▶ _Problem details_:
Which of the lines in the data mention the string "value"? List them all.

Items from a dataset:
|---|

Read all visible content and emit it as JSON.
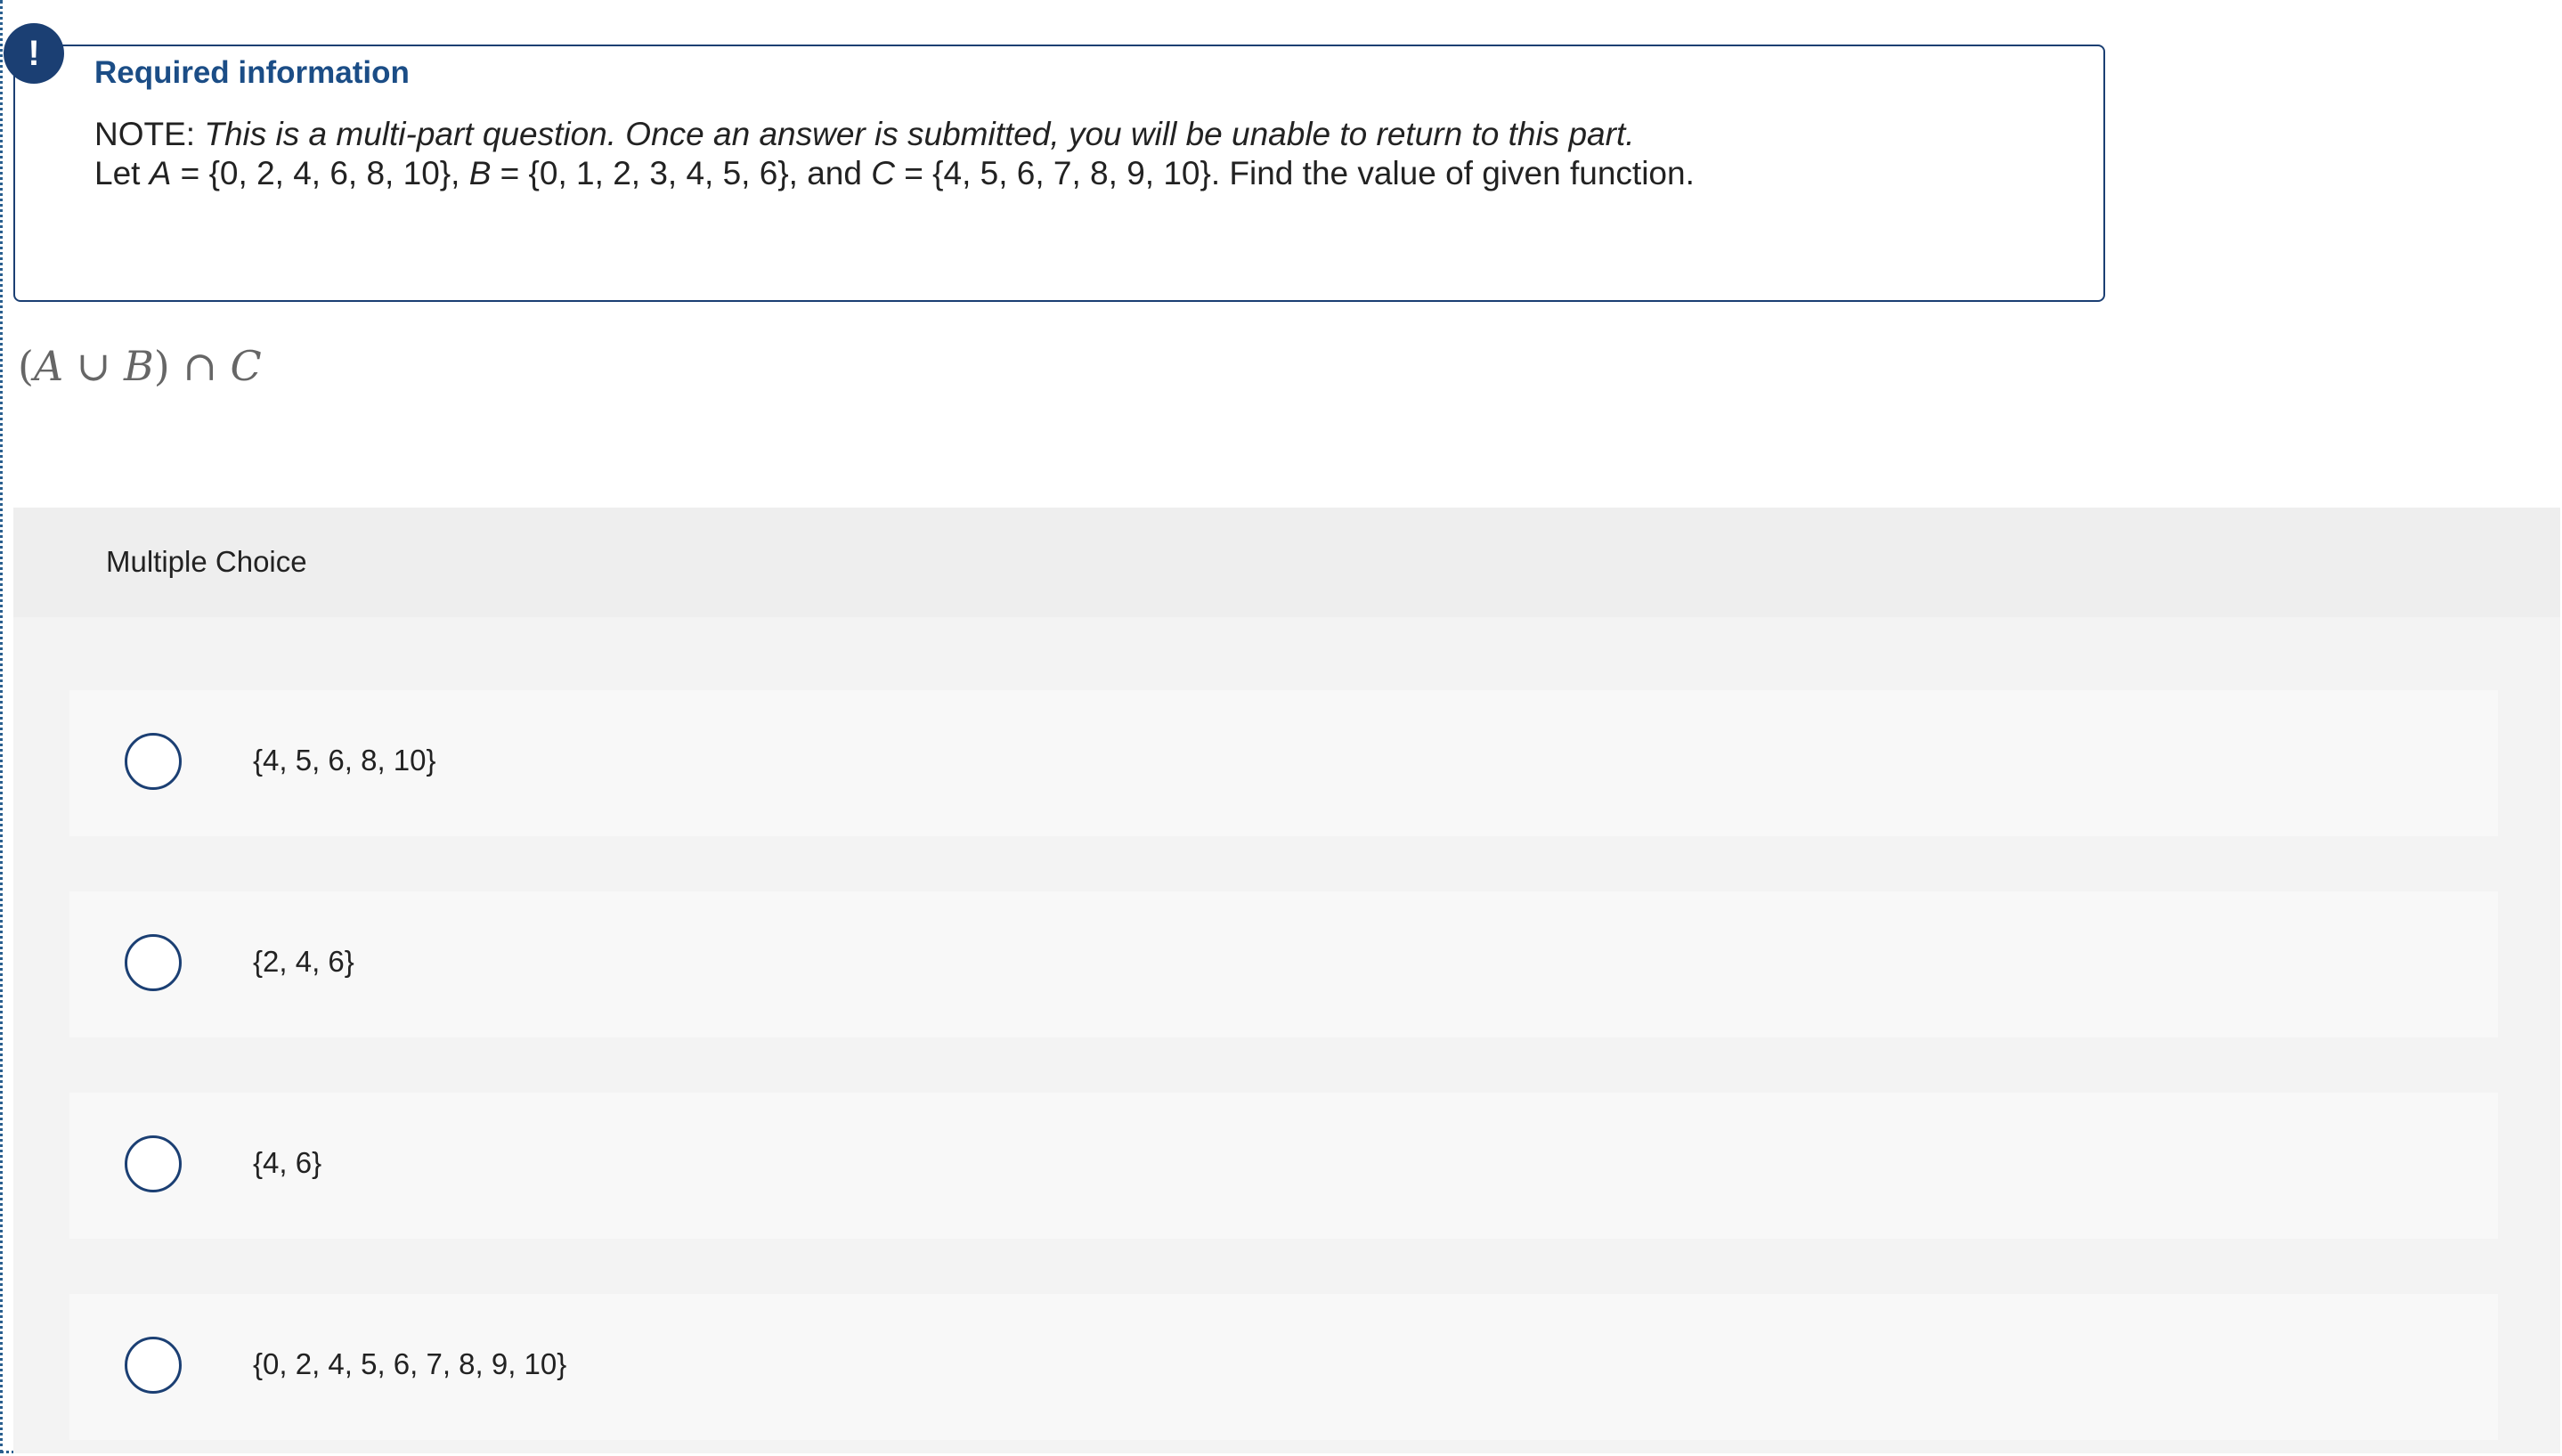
{
  "required_info": {
    "icon": "exclamation-icon",
    "icon_glyph": "!",
    "title": "Required information",
    "note_prefix": "NOTE: ",
    "note_text": "This is a multi-part question. Once an answer is submitted, you will be unable to return to this part.",
    "let_word": "Let ",
    "var_a": "A",
    "set_a": " = {0, 2, 4, 6, 8, 10}, ",
    "var_b": "B",
    "set_b": " = {0, 1, 2, 3, 4, 5, 6}, and ",
    "var_c": "C",
    "set_c": " = {4, 5, 6, 7, 8, 9, 10}. Find the value of given function."
  },
  "expression": {
    "open": "(",
    "a": "A",
    "union": " ∪ ",
    "b": "B",
    "close": ") ∩ ",
    "c": "C"
  },
  "multiple_choice": {
    "title": "Multiple Choice",
    "options": [
      {
        "label": "{4, 5, 6, 8, 10}"
      },
      {
        "label": "{2, 4, 6}"
      },
      {
        "label": "{4, 6}"
      },
      {
        "label": "{0, 2, 4, 5, 6, 7, 8, 9, 10}"
      }
    ]
  },
  "colors": {
    "accent": "#1b3f73",
    "title_blue": "#1b4d86",
    "panel_bg": "#f3f3f3",
    "option_bg": "#f8f8f8"
  }
}
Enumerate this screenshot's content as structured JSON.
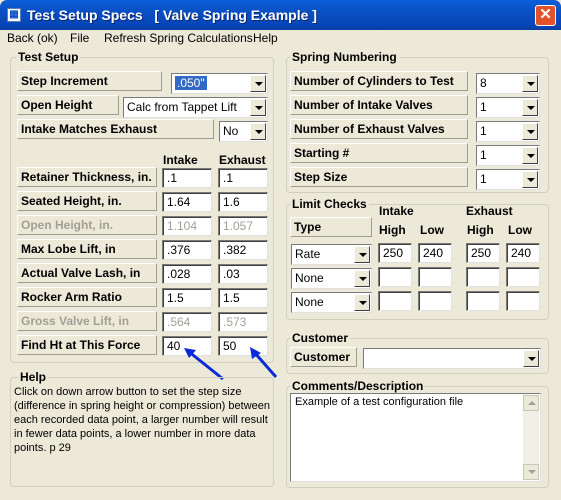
{
  "window": {
    "title": "Test Setup Specs   [ Valve Spring Example ]",
    "close": "✕",
    "icon": "app-window-icon"
  },
  "menu": [
    "Back (ok)",
    "File",
    "Refresh Spring Calculations",
    "Help"
  ],
  "test_setup": {
    "title": "Test Setup",
    "step_increment": {
      "label": "Step Increment",
      "value": ".050\""
    },
    "open_height": {
      "label": "Open Height",
      "value": "Calc from Tappet Lift"
    },
    "intake_matches_exhaust": {
      "label": "Intake Matches Exhaust",
      "value": "No"
    },
    "col_intake": "Intake",
    "col_exhaust": "Exhaust",
    "rows": [
      {
        "label": "Retainer Thickness, in.",
        "intake": ".1",
        "exhaust": ".1",
        "enabled": true
      },
      {
        "label": "Seated Height, in.",
        "intake": "1.64",
        "exhaust": "1.6",
        "enabled": true
      },
      {
        "label": "Open Height, in.",
        "intake": "1.104",
        "exhaust": "1.057",
        "enabled": false
      },
      {
        "label": "Max Lobe Lift, in",
        "intake": ".376",
        "exhaust": ".382",
        "enabled": true
      },
      {
        "label": "Actual Valve Lash, in",
        "intake": ".028",
        "exhaust": ".03",
        "enabled": true
      },
      {
        "label": "Rocker Arm Ratio",
        "intake": "1.5",
        "exhaust": "1.5",
        "enabled": true
      },
      {
        "label": "Gross Valve Lift, in",
        "intake": ".564",
        "exhaust": ".573",
        "enabled": false
      },
      {
        "label": "Find Ht at This Force",
        "intake": "40",
        "exhaust": "50",
        "enabled": true
      }
    ]
  },
  "help": {
    "title": "Help",
    "text": "Click on down arrow button to set the step size (difference in spring height or compression) between each recorded data point, a larger number will result in fewer data points, a lower number in more data points.  p 29"
  },
  "spring_numbering": {
    "title": "Spring Numbering",
    "rows": [
      {
        "label": "Number of Cylinders to Test",
        "value": "8"
      },
      {
        "label": "Number of Intake Valves",
        "value": "1"
      },
      {
        "label": "Number of Exhaust Valves",
        "value": "1"
      },
      {
        "label": "Starting #",
        "value": "1"
      },
      {
        "label": "Step Size",
        "value": "1"
      }
    ]
  },
  "limit_checks": {
    "title": "Limit Checks",
    "type_label": "Type",
    "intake_label": "Intake",
    "exhaust_label": "Exhaust",
    "high": "High",
    "low": "Low",
    "rows": [
      {
        "type": "Rate",
        "intake_high": "250",
        "intake_low": "240",
        "exhaust_high": "250",
        "exhaust_low": "240"
      },
      {
        "type": "None",
        "intake_high": "",
        "intake_low": "",
        "exhaust_high": "",
        "exhaust_low": ""
      },
      {
        "type": "None",
        "intake_high": "",
        "intake_low": "",
        "exhaust_high": "",
        "exhaust_low": ""
      }
    ]
  },
  "customer": {
    "title": "Customer",
    "label": "Customer",
    "value": ""
  },
  "comments": {
    "title": "Comments/Description",
    "value": "Example of a test configuration file"
  },
  "colors": {
    "title_bar": "#0a4fc4",
    "selection": "#316ac5",
    "arrow": "#0b2bd8",
    "face": "#ece9d8"
  }
}
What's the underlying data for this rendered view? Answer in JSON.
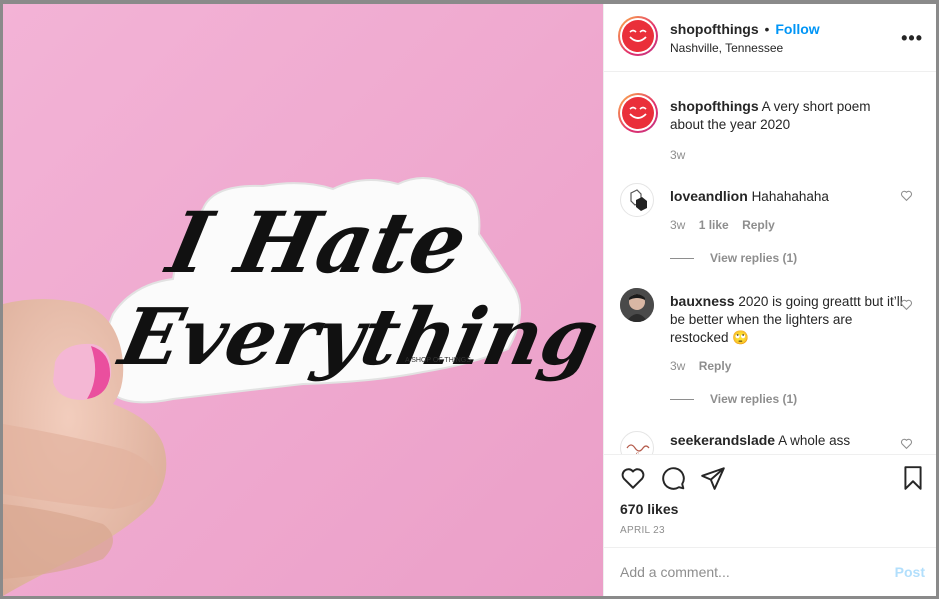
{
  "post": {
    "username": "shopofthings",
    "separator": "•",
    "follow_label": "Follow",
    "location": "Nashville, Tennessee",
    "more_label": "•••",
    "brand_color": "#ea2f3a"
  },
  "photo": {
    "sticker_line1": "I Hate",
    "sticker_line2": "Everything",
    "sticker_credit": "A SHOP OF THINGS",
    "background_color": "#f0a9cf"
  },
  "caption": {
    "username": "shopofthings",
    "text": "A very short poem about the year 2020",
    "time": "3w"
  },
  "comments": [
    {
      "username": "loveandlion",
      "text": "Hahahahaha",
      "time": "3w",
      "likes": "1 like",
      "reply_label": "Reply",
      "view_replies": "View replies (1)"
    },
    {
      "username": "bauxness",
      "text": "2020 is going greattt but it’ll be better when the lighters are restocked 🙄",
      "time": "3w",
      "reply_label": "Reply",
      "view_replies": "View replies (1)"
    },
    {
      "username": "seekerandslade",
      "text": "A whole ass"
    }
  ],
  "actions": {
    "like_icon": "heart-icon",
    "comment_icon": "comment-icon",
    "share_icon": "share-icon",
    "save_icon": "bookmark-icon",
    "likes_count": "670 likes",
    "date": "APRIL 23"
  },
  "composer": {
    "placeholder": "Add a comment...",
    "post_label": "Post"
  }
}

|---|

▶ _Solution to the problem_:
    "set_c": " = {4, 5, 6, 7, 8, 9, 10}. Find the value of given function."
      "value": ".050\""
      "value": "Calc from Tappet Lift"
      "value": "No"
        "value": "8"
        "value": "1"
        "value": "1"
        "value": "1"
        "value": "1"
    "value": ""
    "value": "Example of a test configuration file"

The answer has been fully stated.